**** Data for processing ****

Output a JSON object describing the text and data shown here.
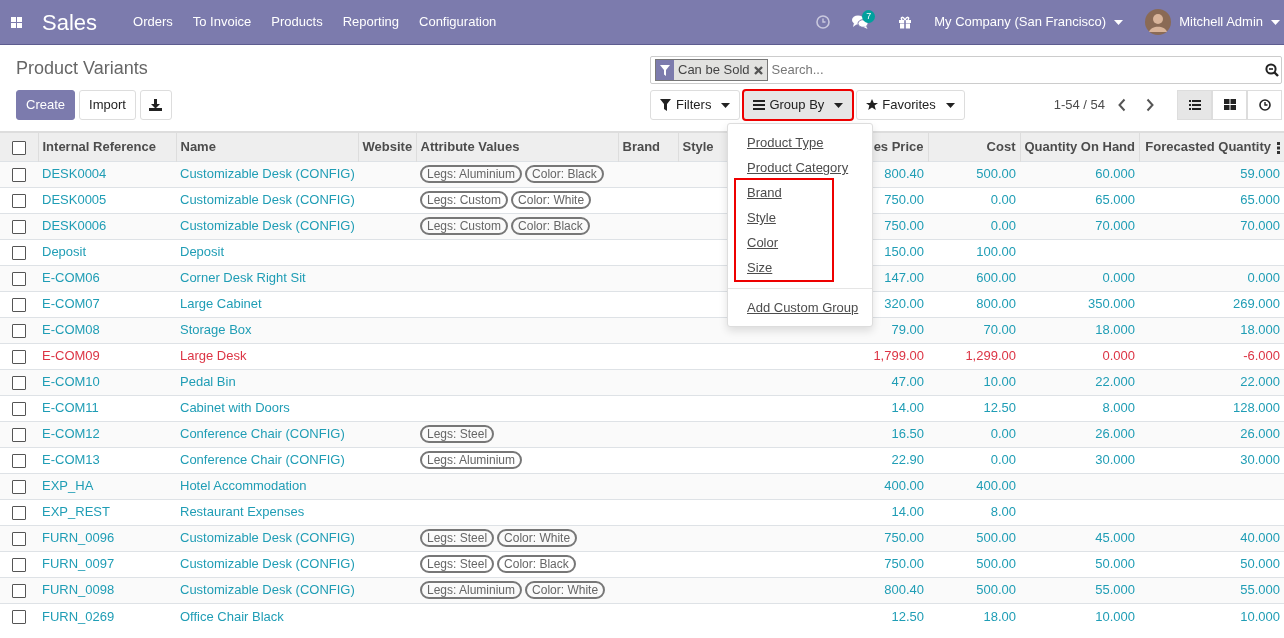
{
  "app": {
    "name": "Sales",
    "menu": [
      "Orders",
      "To Invoice",
      "Products",
      "Reporting",
      "Configuration"
    ]
  },
  "systray": {
    "messages_count": "7",
    "company": "My Company (San Francisco)",
    "user": "Mitchell Admin"
  },
  "breadcrumb": "Product Variants",
  "buttons": [
    {
      "label": "Create",
      "kind": "primary"
    },
    {
      "label": "Import",
      "kind": "secondary"
    }
  ],
  "search": {
    "facet": "Can be Sold",
    "placeholder": "Search..."
  },
  "search_buttons": [
    {
      "label": "Filters",
      "active": false,
      "highlighted": false
    },
    {
      "label": "Group By",
      "active": true,
      "highlighted": true
    },
    {
      "label": "Favorites",
      "active": false,
      "highlighted": false
    }
  ],
  "pager": "1-54 / 54",
  "views": [
    {
      "kind": "list",
      "selected": true
    },
    {
      "kind": "kanban",
      "selected": false
    },
    {
      "kind": "activity",
      "selected": false
    }
  ],
  "table": {
    "select_all_checked": false,
    "columns": [
      {
        "label": "Internal Reference",
        "kind": "text"
      },
      {
        "label": "Name",
        "kind": "text"
      },
      {
        "label": "Website",
        "kind": "text"
      },
      {
        "label": "Attribute Values",
        "kind": "tags"
      },
      {
        "label": "Brand",
        "kind": "text"
      },
      {
        "label": "Style",
        "kind": "text"
      },
      {
        "label": "es Price",
        "kind": "number"
      },
      {
        "label": "Cost",
        "kind": "number"
      },
      {
        "label": "Quantity On Hand",
        "kind": "number"
      },
      {
        "label": "Forecasted Quantity",
        "kind": "number"
      }
    ],
    "rows": [
      {
        "checked": false,
        "alert": false,
        "ref": "DESK0004",
        "name": "Customizable Desk (CONFIG)",
        "attributes": [
          "Legs: Aluminium",
          "Color: Black"
        ],
        "price": "800.40",
        "cost": "500.00",
        "on_hand": "60.000",
        "forecast": "59.000"
      },
      {
        "checked": false,
        "alert": false,
        "ref": "DESK0005",
        "name": "Customizable Desk (CONFIG)",
        "attributes": [
          "Legs: Custom",
          "Color: White"
        ],
        "price": "750.00",
        "cost": "0.00",
        "on_hand": "65.000",
        "forecast": "65.000"
      },
      {
        "checked": false,
        "alert": false,
        "ref": "DESK0006",
        "name": "Customizable Desk (CONFIG)",
        "attributes": [
          "Legs: Custom",
          "Color: Black"
        ],
        "price": "750.00",
        "cost": "0.00",
        "on_hand": "70.000",
        "forecast": "70.000"
      },
      {
        "checked": false,
        "alert": false,
        "ref": "Deposit",
        "name": "Deposit",
        "attributes": [],
        "price": "150.00",
        "cost": "100.00"
      },
      {
        "checked": false,
        "alert": false,
        "ref": "E-COM06",
        "name": "Corner Desk Right Sit",
        "attributes": [],
        "price": "147.00",
        "cost": "600.00",
        "on_hand": "0.000",
        "forecast": "0.000"
      },
      {
        "checked": false,
        "alert": false,
        "ref": "E-COM07",
        "name": "Large Cabinet",
        "attributes": [],
        "price": "320.00",
        "cost": "800.00",
        "on_hand": "350.000",
        "forecast": "269.000"
      },
      {
        "checked": false,
        "alert": false,
        "ref": "E-COM08",
        "name": "Storage Box",
        "attributes": [],
        "price": "79.00",
        "cost": "70.00",
        "on_hand": "18.000",
        "forecast": "18.000"
      },
      {
        "checked": false,
        "alert": true,
        "ref": "E-COM09",
        "name": "Large Desk",
        "attributes": [],
        "price": "1,799.00",
        "cost": "1,299.00",
        "on_hand": "0.000",
        "forecast": "-6.000"
      },
      {
        "checked": false,
        "alert": false,
        "ref": "E-COM10",
        "name": "Pedal Bin",
        "attributes": [],
        "price": "47.00",
        "cost": "10.00",
        "on_hand": "22.000",
        "forecast": "22.000"
      },
      {
        "checked": false,
        "alert": false,
        "ref": "E-COM11",
        "name": "Cabinet with Doors",
        "attributes": [],
        "price": "14.00",
        "cost": "12.50",
        "on_hand": "8.000",
        "forecast": "128.000"
      },
      {
        "checked": false,
        "alert": false,
        "ref": "E-COM12",
        "name": "Conference Chair (CONFIG)",
        "attributes": [
          "Legs: Steel"
        ],
        "price": "16.50",
        "cost": "0.00",
        "on_hand": "26.000",
        "forecast": "26.000"
      },
      {
        "checked": false,
        "alert": false,
        "ref": "E-COM13",
        "name": "Conference Chair (CONFIG)",
        "attributes": [
          "Legs: Aluminium"
        ],
        "price": "22.90",
        "cost": "0.00",
        "on_hand": "30.000",
        "forecast": "30.000"
      },
      {
        "checked": false,
        "alert": false,
        "ref": "EXP_HA",
        "name": "Hotel Accommodation",
        "attributes": [],
        "price": "400.00",
        "cost": "400.00"
      },
      {
        "checked": false,
        "alert": false,
        "ref": "EXP_REST",
        "name": "Restaurant Expenses",
        "attributes": [],
        "price": "14.00",
        "cost": "8.00"
      },
      {
        "checked": false,
        "alert": false,
        "ref": "FURN_0096",
        "name": "Customizable Desk (CONFIG)",
        "attributes": [
          "Legs: Steel",
          "Color: White"
        ],
        "price": "750.00",
        "cost": "500.00",
        "on_hand": "45.000",
        "forecast": "40.000"
      },
      {
        "checked": false,
        "alert": false,
        "ref": "FURN_0097",
        "name": "Customizable Desk (CONFIG)",
        "attributes": [
          "Legs: Steel",
          "Color: Black"
        ],
        "price": "750.00",
        "cost": "500.00",
        "on_hand": "50.000",
        "forecast": "50.000"
      },
      {
        "checked": false,
        "alert": false,
        "ref": "FURN_0098",
        "name": "Customizable Desk (CONFIG)",
        "attributes": [
          "Legs: Aluminium",
          "Color: White"
        ],
        "price": "800.40",
        "cost": "500.00",
        "on_hand": "55.000",
        "forecast": "55.000"
      },
      {
        "checked": false,
        "alert": false,
        "ref": "FURN_0269",
        "name": "Office Chair Black",
        "attributes": [],
        "price": "12.50",
        "cost": "18.00",
        "on_hand": "10.000",
        "forecast": "10.000"
      }
    ]
  },
  "group_by_menu": {
    "sections": [
      {
        "highlighted": false,
        "items": [
          "Product Type",
          "Product Category"
        ]
      },
      {
        "highlighted": true,
        "items": [
          "Brand",
          "Style",
          "Color",
          "Size"
        ]
      },
      {
        "highlighted": false,
        "divider": true,
        "items": [
          "Add Custom Group"
        ]
      }
    ]
  }
}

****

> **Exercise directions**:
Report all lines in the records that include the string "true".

> **Exercise answer**:
      "active": true,
      "highlighted": true
      "selected": true
        "alert": true,
        "highlighted": true,
        "divider": true,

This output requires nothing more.